***** Extracted records *****
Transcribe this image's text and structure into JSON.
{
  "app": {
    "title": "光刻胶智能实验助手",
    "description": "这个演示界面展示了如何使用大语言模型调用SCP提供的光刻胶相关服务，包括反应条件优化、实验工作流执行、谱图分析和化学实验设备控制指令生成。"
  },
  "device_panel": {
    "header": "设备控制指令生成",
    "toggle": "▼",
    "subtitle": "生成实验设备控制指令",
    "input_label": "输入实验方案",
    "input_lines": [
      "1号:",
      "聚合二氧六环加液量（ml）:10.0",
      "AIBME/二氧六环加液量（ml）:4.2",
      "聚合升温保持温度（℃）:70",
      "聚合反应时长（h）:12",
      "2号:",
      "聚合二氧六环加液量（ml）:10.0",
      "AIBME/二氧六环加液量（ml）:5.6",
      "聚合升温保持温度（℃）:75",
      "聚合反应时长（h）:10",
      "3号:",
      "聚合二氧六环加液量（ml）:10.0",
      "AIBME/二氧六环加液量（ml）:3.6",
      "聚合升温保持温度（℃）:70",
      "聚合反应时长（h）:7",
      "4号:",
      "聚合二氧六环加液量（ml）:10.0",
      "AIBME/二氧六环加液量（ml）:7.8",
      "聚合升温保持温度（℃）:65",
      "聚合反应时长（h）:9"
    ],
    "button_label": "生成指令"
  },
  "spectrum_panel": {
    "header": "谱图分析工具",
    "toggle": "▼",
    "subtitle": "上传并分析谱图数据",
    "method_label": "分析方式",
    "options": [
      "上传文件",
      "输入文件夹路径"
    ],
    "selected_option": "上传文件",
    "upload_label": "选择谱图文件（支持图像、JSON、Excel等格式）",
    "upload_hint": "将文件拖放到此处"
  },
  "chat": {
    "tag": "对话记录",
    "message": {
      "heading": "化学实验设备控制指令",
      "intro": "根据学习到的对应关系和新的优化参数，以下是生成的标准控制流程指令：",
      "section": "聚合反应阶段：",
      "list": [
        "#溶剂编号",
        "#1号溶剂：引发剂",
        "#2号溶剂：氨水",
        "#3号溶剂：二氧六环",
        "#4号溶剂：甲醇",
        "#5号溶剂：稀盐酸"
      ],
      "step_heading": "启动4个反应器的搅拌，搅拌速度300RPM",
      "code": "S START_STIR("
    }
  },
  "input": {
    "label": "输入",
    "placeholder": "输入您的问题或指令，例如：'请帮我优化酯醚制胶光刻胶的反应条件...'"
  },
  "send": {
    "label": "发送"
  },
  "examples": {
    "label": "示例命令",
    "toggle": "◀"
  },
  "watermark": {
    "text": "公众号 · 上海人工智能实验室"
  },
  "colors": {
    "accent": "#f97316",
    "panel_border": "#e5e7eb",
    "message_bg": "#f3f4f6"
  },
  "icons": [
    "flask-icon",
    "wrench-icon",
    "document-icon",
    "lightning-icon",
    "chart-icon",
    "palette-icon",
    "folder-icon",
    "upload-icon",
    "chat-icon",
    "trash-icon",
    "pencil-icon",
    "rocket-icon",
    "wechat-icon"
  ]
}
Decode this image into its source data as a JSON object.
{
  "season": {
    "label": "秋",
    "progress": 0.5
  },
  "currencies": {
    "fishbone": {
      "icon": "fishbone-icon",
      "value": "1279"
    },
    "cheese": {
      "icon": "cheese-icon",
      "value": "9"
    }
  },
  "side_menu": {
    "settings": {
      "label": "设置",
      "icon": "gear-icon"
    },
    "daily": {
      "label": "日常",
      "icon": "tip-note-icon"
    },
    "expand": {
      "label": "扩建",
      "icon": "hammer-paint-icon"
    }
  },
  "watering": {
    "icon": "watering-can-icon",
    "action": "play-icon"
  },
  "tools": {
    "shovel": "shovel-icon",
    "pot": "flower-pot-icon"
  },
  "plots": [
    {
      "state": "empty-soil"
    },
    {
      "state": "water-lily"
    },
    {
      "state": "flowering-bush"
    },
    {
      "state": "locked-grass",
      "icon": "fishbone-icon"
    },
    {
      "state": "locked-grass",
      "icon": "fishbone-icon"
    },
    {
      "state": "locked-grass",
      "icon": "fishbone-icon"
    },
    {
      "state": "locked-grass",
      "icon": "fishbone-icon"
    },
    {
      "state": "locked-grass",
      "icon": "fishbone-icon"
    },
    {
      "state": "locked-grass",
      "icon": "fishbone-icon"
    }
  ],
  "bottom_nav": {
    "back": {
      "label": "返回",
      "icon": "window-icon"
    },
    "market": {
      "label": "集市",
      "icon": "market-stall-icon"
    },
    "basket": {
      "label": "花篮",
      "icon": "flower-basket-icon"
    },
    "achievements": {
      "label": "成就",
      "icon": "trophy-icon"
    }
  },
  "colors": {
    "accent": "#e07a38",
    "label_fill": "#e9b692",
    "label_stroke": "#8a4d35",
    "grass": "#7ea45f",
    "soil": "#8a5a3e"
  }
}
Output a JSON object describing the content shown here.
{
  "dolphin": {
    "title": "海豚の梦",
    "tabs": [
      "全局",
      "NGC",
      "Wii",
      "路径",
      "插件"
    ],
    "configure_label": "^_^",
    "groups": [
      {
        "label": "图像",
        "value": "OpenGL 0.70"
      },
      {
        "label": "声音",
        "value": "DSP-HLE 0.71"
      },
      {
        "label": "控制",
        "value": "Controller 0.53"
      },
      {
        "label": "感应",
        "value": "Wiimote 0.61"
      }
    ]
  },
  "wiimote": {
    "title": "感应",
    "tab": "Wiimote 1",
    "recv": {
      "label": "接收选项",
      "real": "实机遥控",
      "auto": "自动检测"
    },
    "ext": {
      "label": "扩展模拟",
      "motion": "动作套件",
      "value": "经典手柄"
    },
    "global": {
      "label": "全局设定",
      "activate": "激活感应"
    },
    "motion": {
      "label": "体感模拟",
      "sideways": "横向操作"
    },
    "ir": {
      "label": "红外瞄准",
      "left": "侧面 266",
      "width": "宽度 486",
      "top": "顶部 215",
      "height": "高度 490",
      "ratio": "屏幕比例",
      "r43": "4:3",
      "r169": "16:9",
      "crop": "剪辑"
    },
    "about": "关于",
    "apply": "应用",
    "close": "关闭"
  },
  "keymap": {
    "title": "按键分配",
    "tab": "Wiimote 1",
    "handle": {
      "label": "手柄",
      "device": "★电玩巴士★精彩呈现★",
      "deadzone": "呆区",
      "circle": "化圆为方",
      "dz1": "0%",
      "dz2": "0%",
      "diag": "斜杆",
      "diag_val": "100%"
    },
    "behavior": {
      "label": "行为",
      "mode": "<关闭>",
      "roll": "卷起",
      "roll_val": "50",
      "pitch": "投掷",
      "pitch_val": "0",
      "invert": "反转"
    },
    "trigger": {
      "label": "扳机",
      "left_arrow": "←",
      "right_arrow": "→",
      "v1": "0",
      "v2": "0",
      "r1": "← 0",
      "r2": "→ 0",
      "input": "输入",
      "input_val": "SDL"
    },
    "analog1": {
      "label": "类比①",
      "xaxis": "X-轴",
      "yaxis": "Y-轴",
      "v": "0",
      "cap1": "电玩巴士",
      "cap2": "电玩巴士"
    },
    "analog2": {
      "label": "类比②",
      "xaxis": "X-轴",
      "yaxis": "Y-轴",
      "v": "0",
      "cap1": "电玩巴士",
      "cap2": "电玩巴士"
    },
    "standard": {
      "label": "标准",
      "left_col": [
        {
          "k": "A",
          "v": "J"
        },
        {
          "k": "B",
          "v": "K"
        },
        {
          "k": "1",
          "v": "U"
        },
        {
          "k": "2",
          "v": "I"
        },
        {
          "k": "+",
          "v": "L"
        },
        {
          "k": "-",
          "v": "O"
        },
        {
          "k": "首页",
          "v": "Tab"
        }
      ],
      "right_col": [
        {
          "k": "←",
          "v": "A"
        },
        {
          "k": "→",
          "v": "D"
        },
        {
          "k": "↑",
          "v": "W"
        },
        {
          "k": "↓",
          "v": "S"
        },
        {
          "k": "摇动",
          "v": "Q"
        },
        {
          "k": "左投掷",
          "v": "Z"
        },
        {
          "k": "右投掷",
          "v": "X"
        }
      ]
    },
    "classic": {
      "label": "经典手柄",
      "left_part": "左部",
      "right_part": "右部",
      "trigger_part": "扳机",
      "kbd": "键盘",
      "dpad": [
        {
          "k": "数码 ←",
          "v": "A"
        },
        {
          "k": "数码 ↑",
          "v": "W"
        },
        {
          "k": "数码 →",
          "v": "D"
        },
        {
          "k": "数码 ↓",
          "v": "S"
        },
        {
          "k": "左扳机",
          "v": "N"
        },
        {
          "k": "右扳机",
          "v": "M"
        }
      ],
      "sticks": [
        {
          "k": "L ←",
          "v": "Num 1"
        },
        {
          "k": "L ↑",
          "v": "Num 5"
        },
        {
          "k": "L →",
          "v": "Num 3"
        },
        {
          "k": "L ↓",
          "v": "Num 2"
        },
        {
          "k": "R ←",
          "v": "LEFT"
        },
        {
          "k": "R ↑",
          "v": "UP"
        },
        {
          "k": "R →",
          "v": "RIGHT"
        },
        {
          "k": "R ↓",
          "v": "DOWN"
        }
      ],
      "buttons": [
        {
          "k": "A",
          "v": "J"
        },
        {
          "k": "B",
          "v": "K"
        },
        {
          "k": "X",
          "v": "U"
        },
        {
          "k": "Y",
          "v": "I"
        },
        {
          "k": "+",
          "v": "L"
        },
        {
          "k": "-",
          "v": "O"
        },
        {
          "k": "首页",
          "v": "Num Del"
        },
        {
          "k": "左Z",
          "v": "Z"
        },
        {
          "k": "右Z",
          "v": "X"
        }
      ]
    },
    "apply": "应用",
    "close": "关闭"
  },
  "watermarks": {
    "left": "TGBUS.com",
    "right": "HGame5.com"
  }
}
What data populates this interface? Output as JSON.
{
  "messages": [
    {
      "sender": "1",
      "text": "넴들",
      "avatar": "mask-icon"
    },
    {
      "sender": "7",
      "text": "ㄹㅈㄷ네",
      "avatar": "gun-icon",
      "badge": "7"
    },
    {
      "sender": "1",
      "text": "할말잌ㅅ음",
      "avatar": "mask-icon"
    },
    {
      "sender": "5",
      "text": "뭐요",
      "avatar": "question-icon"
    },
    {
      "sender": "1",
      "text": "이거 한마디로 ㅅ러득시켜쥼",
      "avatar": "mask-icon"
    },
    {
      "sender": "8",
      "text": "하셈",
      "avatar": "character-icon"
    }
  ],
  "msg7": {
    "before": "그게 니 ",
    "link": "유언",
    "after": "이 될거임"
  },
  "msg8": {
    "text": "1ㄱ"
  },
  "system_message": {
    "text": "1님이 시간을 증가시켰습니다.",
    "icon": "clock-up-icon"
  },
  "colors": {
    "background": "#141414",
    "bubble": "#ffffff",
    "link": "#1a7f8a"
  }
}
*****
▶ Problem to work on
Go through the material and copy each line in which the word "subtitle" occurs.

▶ Written solution
    "subtitle": "生成实验设备控制指令",
    "subtitle": "上传并分析谱图数据",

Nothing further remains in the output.